Funders often fish from the same very small pond of social innovators in that 10 percent. We need a much bigger pool. It’s unfair and irresponsible to not improve these numbers. We must do better.

In partnership with several other funders, the Skoll Foundation will soon release a list of resources for early-stage social entrepreneurs — accelerators, convenings, funders — that will help lower the barrier to entry. As funders, we must make time for serendipitous meetings. Look at your calendar. Make sure you meet with people beyond your network.

Acknowledge the homogeneity of our funding colleagues

Diversity in leadership roles and equity and inclusion in decision making begets more diversity, equitability, and inclusivity. As funders, we must take a hard look at the homogeneity of our organizations. What is the make-up of the board of directors? Of the staff? We must include all relevant voices in our decision making.

The recently published Power Moves toolkit from the National Center for Responsive Philanthropy does just this. It helps foundations see how they wield their power to create a more just and equitable world. Another promising initiative aimed at diversifying talent pipelines across industries is Collaboration for Talent, led by Tomas Alvarez.

A powerful first step toward creating a more diverse, equitable, and inclusive organization is to seed a conversation about these topics at your organization. This is how we can build a field of social entrepreneurship that brings truly diverse solutions — with greater potential for impact.

About the authors

  • Brittany small

    Brittany Boettcher

    Brittany Boettcher has run several major programs for the Skoll Foundation since 2006, including the Skoll Awards for Social Entrepreneurship. She is experienced in identifying social entrepreneurs poised for systems-level impact and is passionate about driving more diverse, equitable, and inclusive practices in philanthropy to support underrepresented leaders on their path to scale.
  • 20180821 alison%2520gilbert 46 edit final 2%2520 2mb

    Alison Gilbert

    Alison Gilbert worked at the Skoll Foundation from 2015-2018, leveraging creative content and influencer engagement to help amplify the impact of social entrepreneurs around the world.
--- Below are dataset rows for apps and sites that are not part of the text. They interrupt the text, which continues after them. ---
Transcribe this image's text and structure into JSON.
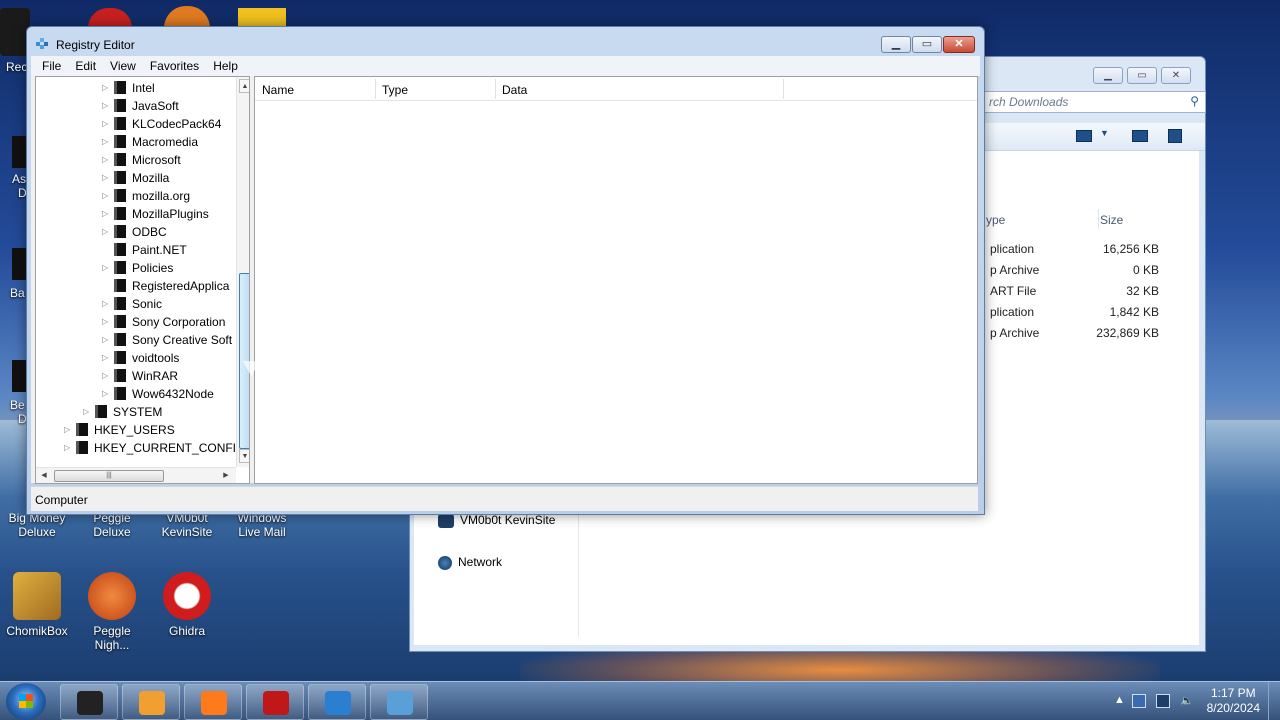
{
  "desktop": {
    "icons": [
      {
        "label": "Big Money\nDeluxe",
        "color": "#c79a2a"
      },
      {
        "label": "Peggle\nDeluxe",
        "color": "#d8622a"
      },
      {
        "label": "VM0b0t\nKevinSite",
        "color": "#6b86b0"
      },
      {
        "label": "Windows\nLive Mail",
        "color": "#f0c020"
      },
      {
        "label": "ChomikBox",
        "color": "#d4a030"
      },
      {
        "label": "Peggle\nNigh...",
        "color": "#e06a30"
      },
      {
        "label": "Ghidra",
        "color": "#d02020"
      }
    ],
    "partial_labels": [
      "Rec",
      "As",
      "D",
      "Ba",
      "Be",
      "D"
    ]
  },
  "explorer": {
    "search_placeholder": "rch Downloads",
    "columns": {
      "type": "ype",
      "size": "Size"
    },
    "rows": [
      {
        "type": "plication",
        "size": "16,256 KB"
      },
      {
        "type": "p Archive",
        "size": "0 KB"
      },
      {
        "type": "ART File",
        "size": "32 KB"
      },
      {
        "type": "plication",
        "size": "1,842 KB"
      },
      {
        "type": "p Archive",
        "size": "232,869 KB"
      }
    ],
    "nav": {
      "vm": "VM0b0t KevinSite",
      "network": "Network"
    }
  },
  "regedit": {
    "title": "Registry Editor",
    "menu": [
      "File",
      "Edit",
      "View",
      "Favorites",
      "Help"
    ],
    "tree": [
      {
        "label": "Intel",
        "expandable": true
      },
      {
        "label": "JavaSoft",
        "expandable": true
      },
      {
        "label": "KLCodecPack64",
        "expandable": true
      },
      {
        "label": "Macromedia",
        "expandable": true
      },
      {
        "label": "Microsoft",
        "expandable": true
      },
      {
        "label": "Mozilla",
        "expandable": true
      },
      {
        "label": "mozilla.org",
        "expandable": true
      },
      {
        "label": "MozillaPlugins",
        "expandable": true
      },
      {
        "label": "ODBC",
        "expandable": true
      },
      {
        "label": "Paint.NET",
        "expandable": false
      },
      {
        "label": "Policies",
        "expandable": true
      },
      {
        "label": "RegisteredApplica",
        "expandable": false
      },
      {
        "label": "Sonic",
        "expandable": true
      },
      {
        "label": "Sony Corporation",
        "expandable": true
      },
      {
        "label": "Sony Creative Soft",
        "expandable": true
      },
      {
        "label": "voidtools",
        "expandable": true
      },
      {
        "label": "WinRAR",
        "expandable": true
      },
      {
        "label": "Wow6432Node",
        "expandable": true
      }
    ],
    "tree_roots": [
      {
        "label": "SYSTEM",
        "level": 1
      },
      {
        "label": "HKEY_USERS",
        "level": 0
      },
      {
        "label": "HKEY_CURRENT_CONFIG",
        "level": 0
      }
    ],
    "columns": {
      "name": "Name",
      "type": "Type",
      "data": "Data"
    },
    "status": "Computer"
  },
  "taskbar": {
    "buttons": [
      {
        "name": "cmd",
        "color": "#222222"
      },
      {
        "name": "media-center",
        "color": "#f0a030"
      },
      {
        "name": "firefox",
        "color": "#ff7a1a"
      },
      {
        "name": "record",
        "color": "#c01818"
      },
      {
        "name": "media-player",
        "color": "#2a7fd0"
      },
      {
        "name": "regedit",
        "color": "#5aa0d8"
      }
    ],
    "time": "1:17 PM",
    "date": "8/20/2024"
  }
}
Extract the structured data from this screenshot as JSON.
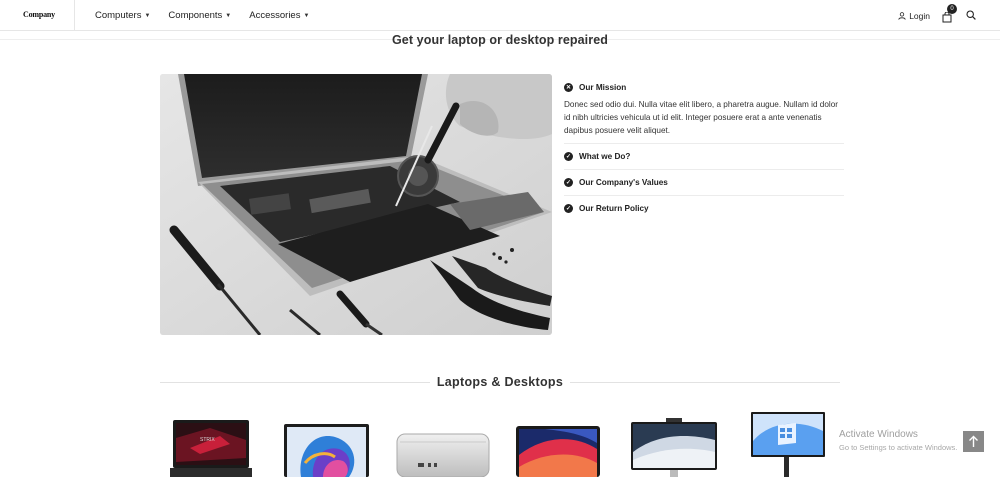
{
  "header": {
    "logo": "Company",
    "nav": [
      {
        "label": "Computers"
      },
      {
        "label": "Components"
      },
      {
        "label": "Accessories"
      }
    ],
    "login_label": "Login",
    "cart_count": "0"
  },
  "about": {
    "title": "Get your laptop or desktop repaired",
    "accordion": [
      {
        "title": "Our Mission",
        "body": "Donec sed odio dui. Nulla vitae elit libero, a pharetra augue. Nullam id dolor id nibh ultricies vehicula ut id elit. Integer posuere erat a ante venenatis dapibus posuere velit aliquet.",
        "open": true
      },
      {
        "title": "What we Do?",
        "open": false
      },
      {
        "title": "Our Company's Values",
        "open": false
      },
      {
        "title": "Our Return Policy",
        "open": false
      }
    ]
  },
  "products_section": {
    "title": "Laptops & Desktops"
  },
  "watermark": {
    "line1": "Activate Windows",
    "line2": "Go to Settings to activate Windows."
  },
  "colors": {
    "text": "#222222",
    "accent": "#222222",
    "background": "#ffffff"
  }
}
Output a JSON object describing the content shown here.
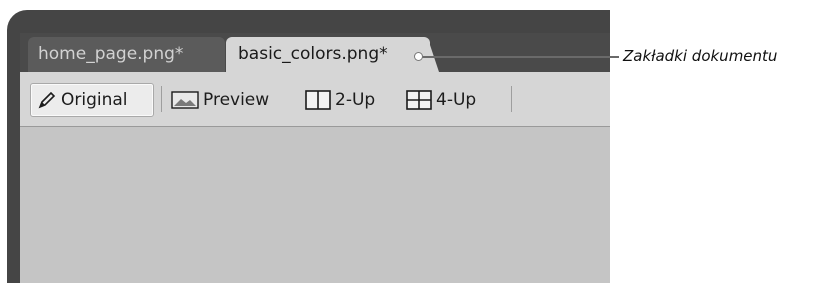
{
  "tabs": [
    {
      "label": "home_page.png*",
      "active": false
    },
    {
      "label": "basic_colors.png*",
      "active": true
    }
  ],
  "toolbar": {
    "original_label": "Original",
    "preview_label": "Preview",
    "two_up_label": "2-Up",
    "four_up_label": "4-Up"
  },
  "annotation": {
    "label": "Zakładki dokumentu"
  },
  "colors": {
    "frame": "#454545",
    "tab_strip": "#4a4a4a",
    "active_tab": "#d6d6d6",
    "inactive_tab": "#5b5b5b",
    "canvas": "#c5c5c5"
  }
}
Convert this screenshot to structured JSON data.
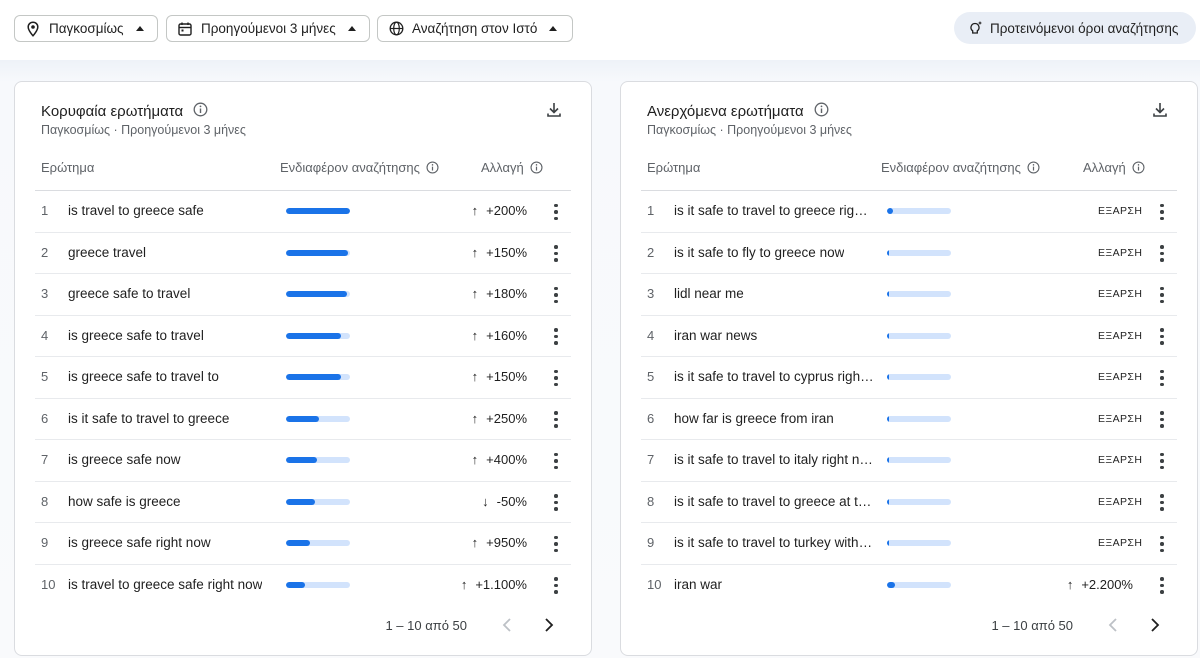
{
  "filters": {
    "location": "Παγκοσμίως",
    "time": "Προηγούμενοι 3 μήνες",
    "search_type": "Αναζήτηση στον Ιστό",
    "suggested": "Προτεινόμενοι όροι αναζήτησης"
  },
  "icons": [
    "location-pin-icon",
    "calendar-icon",
    "globe-icon",
    "sparkle-bulb-icon",
    "info-icon",
    "download-icon",
    "more-vert-icon",
    "chevron-left-icon",
    "chevron-right-icon"
  ],
  "colors": {
    "bar_fill": "#1a73e8",
    "bar_track": "#d2e3fc",
    "chip_suggest_bg": "#e9eef6"
  },
  "left": {
    "title": "Κορυφαία ερωτήματα",
    "subtitle": "Παγκοσμίως · Προηγούμενοι 3 μήνες",
    "headers": {
      "query": "Ερώτημα",
      "interest": "Ενδιαφέρον αναζήτησης",
      "change": "Αλλαγή"
    },
    "rows": [
      {
        "rank": "1",
        "query": "is travel to greece safe",
        "interest": 1.0,
        "direction": "up",
        "change": "+200%"
      },
      {
        "rank": "2",
        "query": "greece travel",
        "interest": 0.97,
        "direction": "up",
        "change": "+150%"
      },
      {
        "rank": "3",
        "query": "greece safe to travel",
        "interest": 0.95,
        "direction": "up",
        "change": "+180%"
      },
      {
        "rank": "4",
        "query": "is greece safe to travel",
        "interest": 0.86,
        "direction": "up",
        "change": "+160%"
      },
      {
        "rank": "5",
        "query": "is greece safe to travel to",
        "interest": 0.86,
        "direction": "up",
        "change": "+150%"
      },
      {
        "rank": "6",
        "query": "is it safe to travel to greece",
        "interest": 0.52,
        "direction": "up",
        "change": "+250%"
      },
      {
        "rank": "7",
        "query": "is greece safe now",
        "interest": 0.48,
        "direction": "up",
        "change": "+400%"
      },
      {
        "rank": "8",
        "query": "how safe is greece",
        "interest": 0.45,
        "direction": "down",
        "change": "-50%"
      },
      {
        "rank": "9",
        "query": "is greece safe right now",
        "interest": 0.38,
        "direction": "up",
        "change": "+950%"
      },
      {
        "rank": "10",
        "query": "is travel to greece safe right now",
        "interest": 0.3,
        "direction": "up",
        "change": "+1.100%"
      }
    ],
    "pager": "1 – 10 από 50"
  },
  "right": {
    "title": "Ανερχόμενα ερωτήματα",
    "subtitle": "Παγκοσμίως · Προηγούμενοι 3 μήνες",
    "headers": {
      "query": "Ερώτημα",
      "interest": "Ενδιαφέρον αναζήτησης",
      "change": "Αλλαγή"
    },
    "rows": [
      {
        "rank": "1",
        "query": "is it safe to travel to greece righ…",
        "interest": 0.1,
        "direction": "",
        "change": "ΕΞΑΡΣΗ"
      },
      {
        "rank": "2",
        "query": "is it safe to fly to greece now",
        "interest": 0.03,
        "direction": "",
        "change": "ΕΞΑΡΣΗ"
      },
      {
        "rank": "3",
        "query": "lidl near me",
        "interest": 0.03,
        "direction": "",
        "change": "ΕΞΑΡΣΗ"
      },
      {
        "rank": "4",
        "query": "iran war news",
        "interest": 0.03,
        "direction": "",
        "change": "ΕΞΑΡΣΗ"
      },
      {
        "rank": "5",
        "query": "is it safe to travel to cyprus righ…",
        "interest": 0.03,
        "direction": "",
        "change": "ΕΞΑΡΣΗ"
      },
      {
        "rank": "6",
        "query": "how far is greece from iran",
        "interest": 0.03,
        "direction": "",
        "change": "ΕΞΑΡΣΗ"
      },
      {
        "rank": "7",
        "query": "is it safe to travel to italy right n…",
        "interest": 0.03,
        "direction": "",
        "change": "ΕΞΑΡΣΗ"
      },
      {
        "rank": "8",
        "query": "is it safe to travel to greece at t…",
        "interest": 0.03,
        "direction": "",
        "change": "ΕΞΑΡΣΗ"
      },
      {
        "rank": "9",
        "query": "is it safe to travel to turkey with…",
        "interest": 0.03,
        "direction": "",
        "change": "ΕΞΑΡΣΗ"
      },
      {
        "rank": "10",
        "query": "iran war",
        "interest": 0.12,
        "direction": "up",
        "change": "+2.200%"
      }
    ],
    "pager": "1 – 10 από 50"
  }
}
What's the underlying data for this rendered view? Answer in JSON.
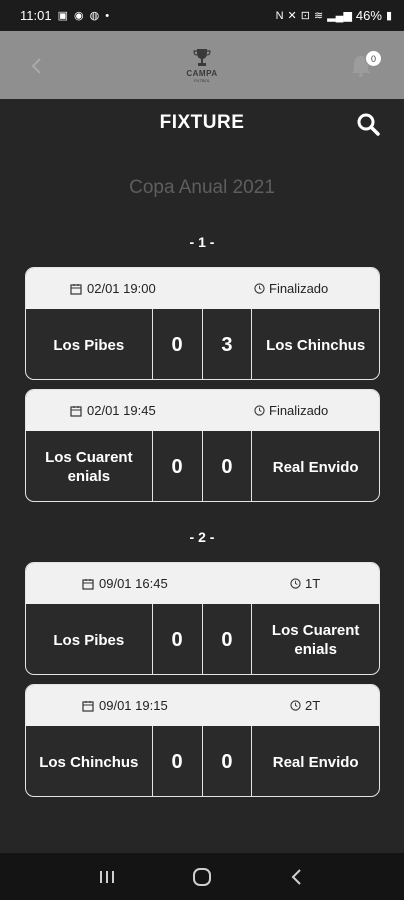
{
  "status_bar": {
    "time": "11:01",
    "battery": "46%"
  },
  "header": {
    "logo_text": "CAMPA",
    "logo_sub": "FUTBOL",
    "notification_count": "0"
  },
  "page": {
    "title": "FIXTURE",
    "tournament": "Copa Anual 2021"
  },
  "rounds": [
    {
      "label": "- 1 -",
      "matches": [
        {
          "date": "02/01 19:00",
          "status": "Finalizado",
          "home": "Los Pibes",
          "home_score": "0",
          "away_score": "3",
          "away": "Los Chinchus"
        },
        {
          "date": "02/01 19:45",
          "status": "Finalizado",
          "home": "Los Cuarent enials",
          "home_score": "0",
          "away_score": "0",
          "away": "Real Envido"
        }
      ]
    },
    {
      "label": "- 2 -",
      "matches": [
        {
          "date": "09/01 16:45",
          "status": "1T",
          "home": "Los Pibes",
          "home_score": "0",
          "away_score": "0",
          "away": "Los Cuarent enials"
        },
        {
          "date": "09/01 19:15",
          "status": "2T",
          "home": "Los Chinchus",
          "home_score": "0",
          "away_score": "0",
          "away": "Real Envido"
        }
      ]
    }
  ],
  "icons": {
    "calendar": "calendar-icon",
    "clock": "clock-icon",
    "search": "search-icon",
    "bell": "bell-icon",
    "back": "chevron-left-icon"
  }
}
Prior to Skoll Alison worked in South Africa with Grassroot Soccer, an organization that uses the power of soccer to engage youth in HIV prevention and life skills education. She is currently earning an MBA at Berkeley Haas School of Business and plans to pursue a career in responsible business.